Now, books that were conceived before Trump’s rise to power are arriving with a certain timeliness, as the president, who has called Mexican immigrants “rapists” and advocated for a Muslim travel ban, has shut down the federal government over his insistence on funding for a wall along the country’s Mexican border. He has pushed back on assertions that he is anti-immigrant, saying that controlling immigration is key to national security.

New fiction about immigrants is set everywhere from Virginia to California. The books confront the American dream narrative of assimilation and upward mobility.

Laila Lalami’s novel “The Other Americans,” which comes out March 26, is among them.

“While current headlines give readers timely coverage of immigration, fiction offers deeper and more complex explorations of the issue,” says Lalami.

Other works include Valeria Luiselli’s “Lost Children Archive,” which tells of young immigrants separated from their families, and Nicole Dennis-Benn’s “Patsy,” about a Jamaican woman’s discovery that the United States is nothing like what she had imagined.

“I think there’s been a real blossoming in novels about immigration,” says Barnes & Noble fiction buyer Sessalee Hensley, who cites works such as Jean Kwok’s “Searching for Sylvie Lee,” which is about a family of Chinese immigrants. “Publishers have really been making an effort to bring in a wider range of voices.”

Devi S. Laskar’s first novel, “The Atlas of Reds and Blues,” follows the disheartening experience of a woman — born in America to Bengali immigrants — as she moves her family to an Atlanta suburb. Laskar started work on the book before Trump was elected but says she found its narrative fit with the current time.

“We are all experiencing the current administration together,” Laskar says. “This story ends in 2010, but I feel like the seeds of what is happening started way back when.”

Angie Kim began her first novel, “Miracle Creek,” several years ago. But as she finished the final draft of her story about a Korean immigrant family at the center of a Virginia murder case, Trump had been elected. Kim began adding, though not consciously at the time, material on immigration.

“At first, I was writing about language and the frustrations for people who think of themselves as smart and knowledgeable but find themselves in a place where they don’t speak the language, and they feel like a child again,” she says. “But when I write some new scenes, in January and February of 2017, they were all centered around racism.”

Lalami has written four novels, including the Pulitzer Prize finalist “The Moor’s Account,” that draw on her native Morocco. In “The Other Americans,” she writes of a Moroccan immigrant’s suspicious death on a California road. She started the book in 2014 in response to a health scare involving her father and to a recent wave of hate crimes against Muslims.

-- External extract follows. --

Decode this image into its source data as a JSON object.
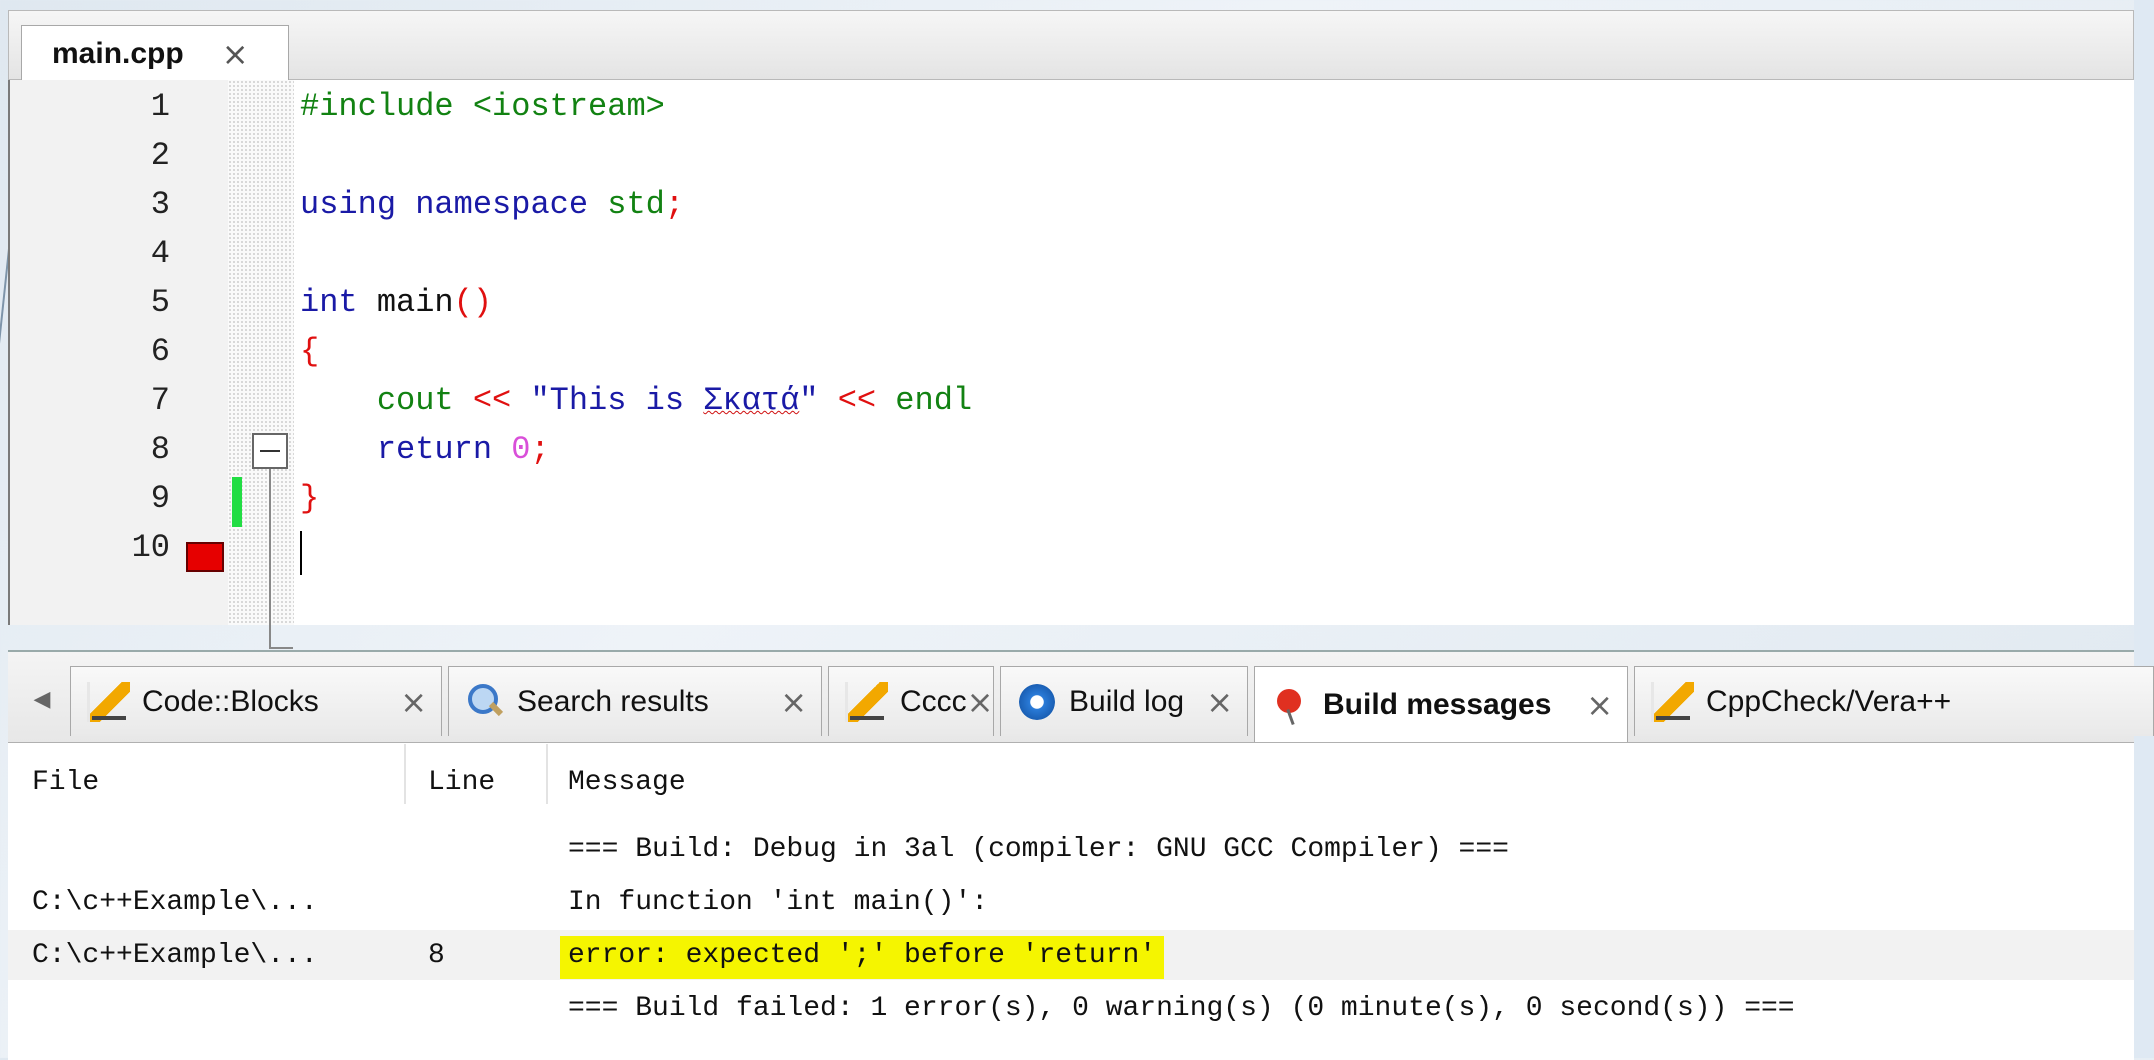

“A lot of people are interested in immigration because of Trump,” says Lalami, a creative writing professor at University of California at Riverside. “He has brought a sense of urgency. But, as far as I’m concerned, the story would have been the same, although readers might find it more timely.”

As several authors note, their stories seem contemporary because the issues raised by the president’s stance have been around for much of the country’s past, whether the internment of Japanese-Americans during World War II or the Chinese Exclusion Act of 1882 or the racist Immigration Act of 1924.

“All of American history leads up to what’s happening now,” Ahmed says.

Luiselli, a native of Mexico City, has written fiction and nonfiction. She spoke with children facing deportation for the 2017 publication “Tell Me How It Ends: An Essay in 40 Questions.” She began her novel in 2014, “long before Trump was part of this panorama.”

“Thousands of children had arrived alone and undocumented at the border, fleeing gang violence and other circumstances of unspeakable violence and abuse. The Obama administration was not particularly humane in their treatment of undocumented minors,” according to Luiselli, adding that she didn’t need to make any major revisions once Trump took office.

“The thing is, the crisis was already there by then.”